Exercise>
The response should consist of the data below, copied exactly, with no pictures in it.

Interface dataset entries
BEGIN
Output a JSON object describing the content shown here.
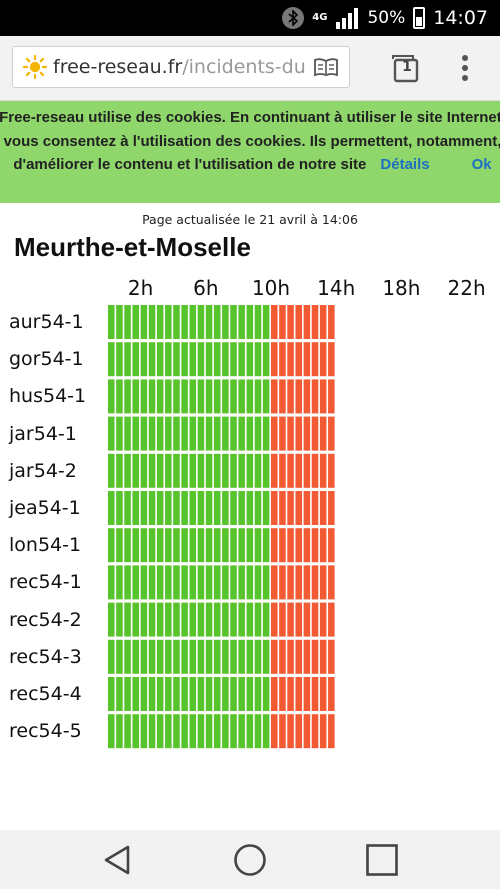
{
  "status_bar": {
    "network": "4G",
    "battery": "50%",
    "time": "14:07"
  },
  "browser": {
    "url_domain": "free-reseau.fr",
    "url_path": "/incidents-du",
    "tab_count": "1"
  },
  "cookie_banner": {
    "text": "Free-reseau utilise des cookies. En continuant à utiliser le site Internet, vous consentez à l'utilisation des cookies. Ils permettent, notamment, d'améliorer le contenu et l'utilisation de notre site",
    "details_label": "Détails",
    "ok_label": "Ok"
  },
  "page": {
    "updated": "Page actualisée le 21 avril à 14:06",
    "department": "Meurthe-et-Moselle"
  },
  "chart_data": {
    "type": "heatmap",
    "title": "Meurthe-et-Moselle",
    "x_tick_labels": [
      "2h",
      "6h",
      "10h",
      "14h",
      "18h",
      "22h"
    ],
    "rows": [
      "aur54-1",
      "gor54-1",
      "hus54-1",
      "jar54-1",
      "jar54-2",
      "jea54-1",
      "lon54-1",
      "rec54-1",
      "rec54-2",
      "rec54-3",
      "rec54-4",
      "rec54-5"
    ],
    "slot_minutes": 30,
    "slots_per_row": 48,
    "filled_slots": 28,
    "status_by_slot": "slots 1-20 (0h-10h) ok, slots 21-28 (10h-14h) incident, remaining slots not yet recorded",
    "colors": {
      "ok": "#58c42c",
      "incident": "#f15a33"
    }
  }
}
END
Response area>
Output a JSON object describing the content shown here.
{
  "status_bar": {
    "network": "4G",
    "battery": "50%",
    "time": "14:07"
  },
  "browser": {
    "url_domain": "free-reseau.fr",
    "url_path": "/incidents-du",
    "tab_count": "1"
  },
  "cookie_banner": {
    "text": "Free-reseau utilise des cookies. En continuant à utiliser le site Internet, vous consentez à l'utilisation des cookies. Ils permettent, notamment, d'améliorer le contenu et l'utilisation de notre site",
    "details_label": "Détails",
    "ok_label": "Ok"
  },
  "page": {
    "updated": "Page actualisée le 21 avril à 14:06",
    "department": "Meurthe-et-Moselle"
  },
  "chart_data": {
    "type": "heatmap",
    "title": "Meurthe-et-Moselle",
    "x_tick_labels": [
      "2h",
      "6h",
      "10h",
      "14h",
      "18h",
      "22h"
    ],
    "rows": [
      "aur54-1",
      "gor54-1",
      "hus54-1",
      "jar54-1",
      "jar54-2",
      "jea54-1",
      "lon54-1",
      "rec54-1",
      "rec54-2",
      "rec54-3",
      "rec54-4",
      "rec54-5"
    ],
    "slot_minutes": 30,
    "slots_per_row": 48,
    "filled_slots": 28,
    "status_by_slot": "slots 1-20 (0h-10h) ok, slots 21-28 (10h-14h) incident, remaining slots not yet recorded",
    "colors": {
      "ok": "#58c42c",
      "incident": "#f15a33"
    }
  }
}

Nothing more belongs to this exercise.